[Start of section]

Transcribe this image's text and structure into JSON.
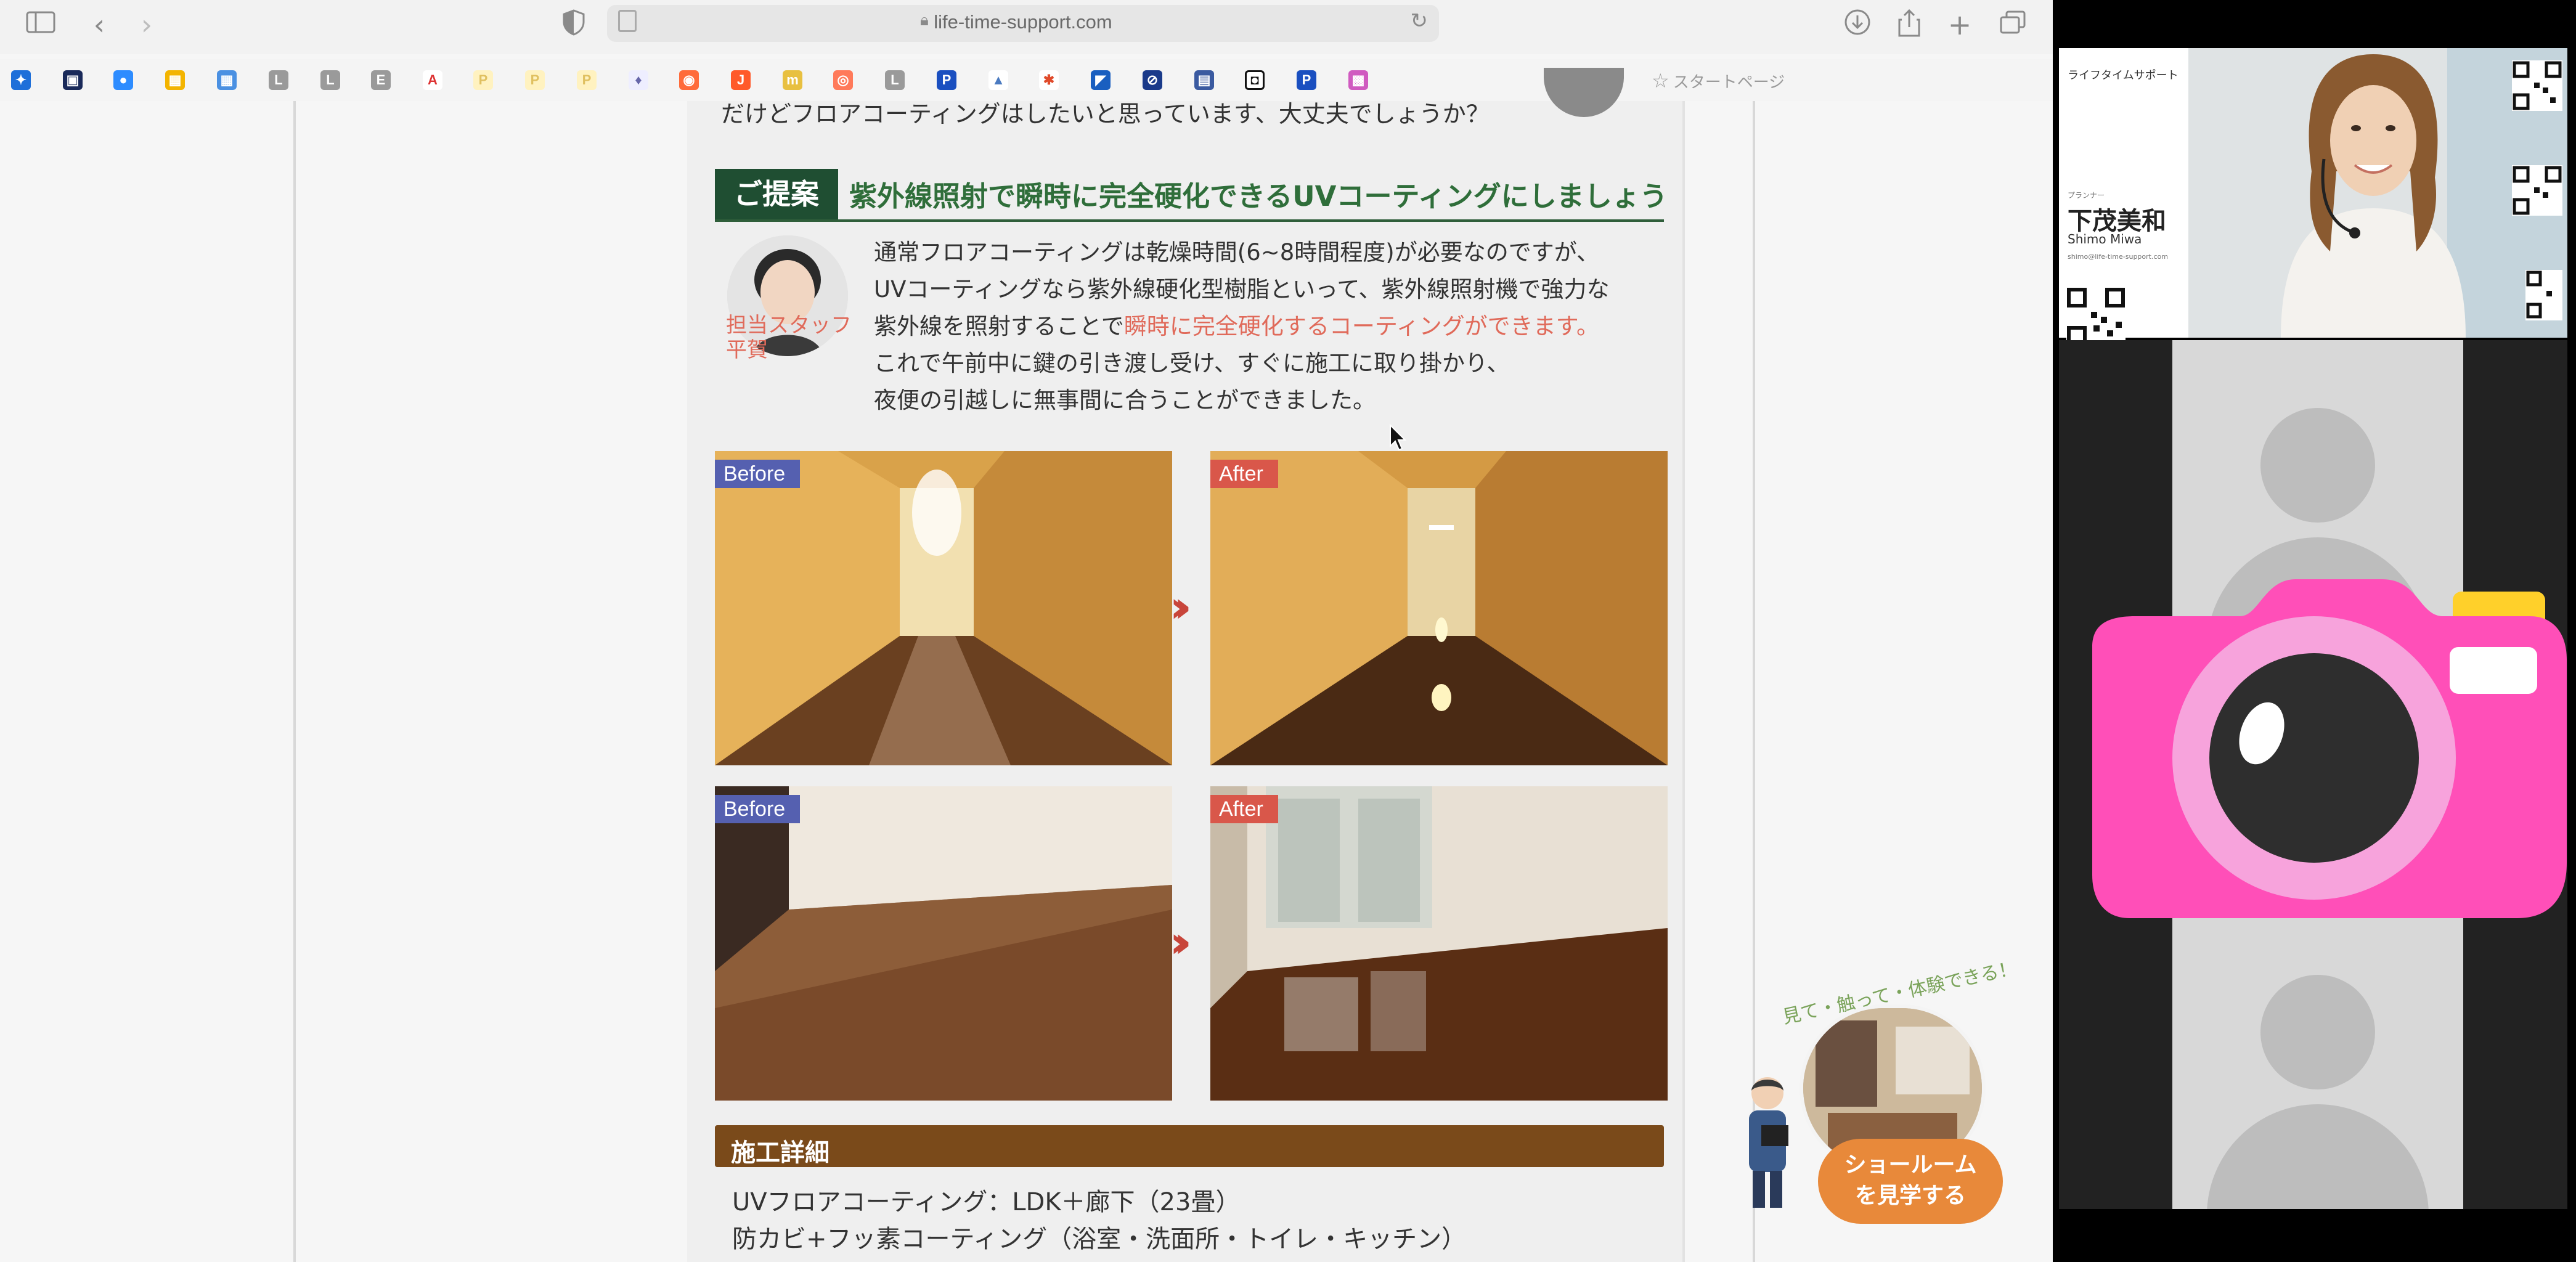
{
  "browser": {
    "url": "life-time-support.com",
    "start_page_label": "スタートページ",
    "toolbar_icons": [
      "sidebar-toggle-icon",
      "back-icon",
      "forward-icon",
      "shield-icon",
      "download-icon",
      "share-icon",
      "new-tab-icon",
      "tab-overview-icon"
    ]
  },
  "article": {
    "top_line": "だけどフロアコーティングはしたいと思っています、大丈夫でしょうか？",
    "proposal_tag": "ご提案",
    "proposal_title": "紫外線照射で瞬時に完全硬化できるUVコーティングにしましょう",
    "staff_caption_line1": "担当スタッフ",
    "staff_caption_line2": "平賀",
    "paragraph": {
      "line1": "通常フロアコーティングは乾燥時間(6~8時間程度)が必要なのですが、",
      "line2": "UVコーティングなら紫外線硬化型樹脂といって、紫外線照射機で強力な",
      "line3_plain": "紫外線を照射することで",
      "line3_highlight": "瞬時に完全硬化するコーティングができます。",
      "line4": "これで午前中に鍵の引き渡し受け、すぐに施工に取り掛かり、",
      "line5": "夜便の引越しに無事間に合うことができました。"
    },
    "photos": [
      {
        "label": "Before"
      },
      {
        "label": "After"
      },
      {
        "label": "Before"
      },
      {
        "label": "After"
      }
    ],
    "detail_title": "施工詳細",
    "detail_lines": [
      "UVフロアコーティング：LDK＋廊下（23畳）",
      "防カビ+フッ素コーティング（浴室・洗面所・トイレ・キッチン）"
    ],
    "showroom": {
      "arc_text": "見て・触って・体験できる！",
      "button_line1": "ショールーム",
      "button_line2": "を見学する"
    }
  },
  "meeting": {
    "namecard": {
      "company": "ライフタイムサポート",
      "role": "プランナー",
      "name_jp": "下茂美和",
      "name_en": "Shimo Miwa",
      "email": "shimo@life-time-support.com"
    }
  },
  "colors": {
    "proposal_green": "#1f4e32",
    "highlight_red": "#e06a5a",
    "detail_brown": "#7a4a1a",
    "camera_pink": "#ff4fb8",
    "showroom_orange": "#e8893a"
  }
}
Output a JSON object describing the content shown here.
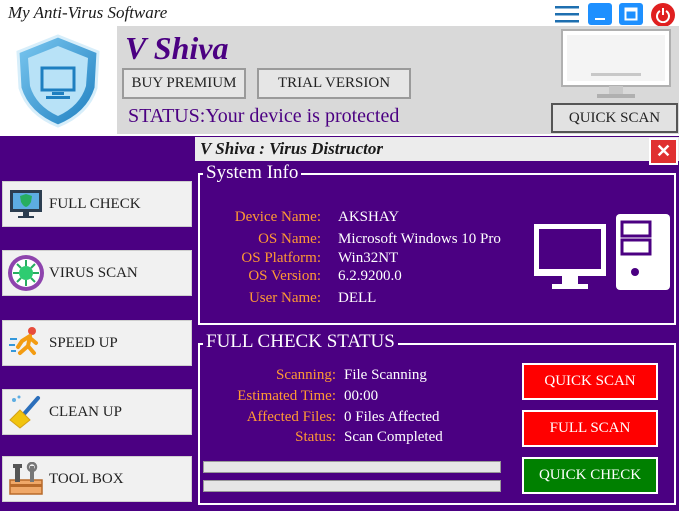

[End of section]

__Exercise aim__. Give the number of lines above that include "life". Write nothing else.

__Exercise solution__. 2